# TASK TO COMPLETE:
The answer must consist of every record below, reproduced exactly.
+ + + +
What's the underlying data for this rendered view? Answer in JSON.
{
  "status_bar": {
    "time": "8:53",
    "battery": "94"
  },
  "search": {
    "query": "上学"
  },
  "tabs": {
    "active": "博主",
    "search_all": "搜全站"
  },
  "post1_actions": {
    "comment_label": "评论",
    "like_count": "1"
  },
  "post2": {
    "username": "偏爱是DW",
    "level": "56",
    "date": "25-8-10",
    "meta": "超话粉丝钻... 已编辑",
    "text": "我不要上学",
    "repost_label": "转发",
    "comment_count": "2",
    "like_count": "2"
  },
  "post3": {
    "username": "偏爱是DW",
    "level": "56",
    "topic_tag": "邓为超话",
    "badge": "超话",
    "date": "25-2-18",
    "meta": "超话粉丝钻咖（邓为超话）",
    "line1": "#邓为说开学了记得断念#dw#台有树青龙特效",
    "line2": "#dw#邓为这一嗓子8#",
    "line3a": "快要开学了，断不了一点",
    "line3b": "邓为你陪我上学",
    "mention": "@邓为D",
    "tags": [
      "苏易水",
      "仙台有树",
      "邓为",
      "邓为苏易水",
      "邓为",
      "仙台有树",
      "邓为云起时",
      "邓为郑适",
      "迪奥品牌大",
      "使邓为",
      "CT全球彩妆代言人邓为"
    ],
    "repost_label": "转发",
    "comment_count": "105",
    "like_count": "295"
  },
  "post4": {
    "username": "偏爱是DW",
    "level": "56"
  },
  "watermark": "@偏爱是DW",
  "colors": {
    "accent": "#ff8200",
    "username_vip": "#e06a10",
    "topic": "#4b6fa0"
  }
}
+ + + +
# EXERCISE RESULT:
What's the underlying data for this rendered view? Answer in JSON.
{
  "status_bar": {
    "time": "8:53",
    "battery": "94"
  },
  "search": {
    "query": "上学"
  },
  "tabs": {
    "active": "博主",
    "search_all": "搜全站"
  },
  "post1_actions": {
    "comment_label": "评论",
    "like_count": "1"
  },
  "post2": {
    "username": "偏爱是DW",
    "level": "56",
    "date": "25-8-10",
    "meta": "超话粉丝钻... 已编辑",
    "text": "我不要上学",
    "repost_label": "转发",
    "comment_count": "2",
    "like_count": "2"
  },
  "post3": {
    "username": "偏爱是DW",
    "level": "56",
    "topic_tag": "邓为超话",
    "badge": "超话",
    "date": "25-2-18",
    "meta": "超话粉丝钻咖（邓为超话）",
    "line1": "#邓为说开学了记得断念#dw#台有树青龙特效",
    "line2": "#dw#邓为这一嗓子8#",
    "line3a": "快要开学了，断不了一点",
    "line3b": "邓为你陪我上学",
    "mention": "@邓为D",
    "tags": [
      "苏易水",
      "仙台有树",
      "邓为",
      "邓为苏易水",
      "邓为",
      "仙台有树",
      "邓为云起时",
      "邓为郑适",
      "迪奥品牌大",
      "使邓为",
      "CT全球彩妆代言人邓为"
    ],
    "repost_label": "转发",
    "comment_count": "105",
    "like_count": "295"
  },
  "post4": {
    "username": "偏爱是DW",
    "level": "56"
  },
  "watermark": "@偏爱是DW",
  "colors": {
    "accent": "#ff8200",
    "username_vip": "#e06a10",
    "topic": "#4b6fa0"
  }
}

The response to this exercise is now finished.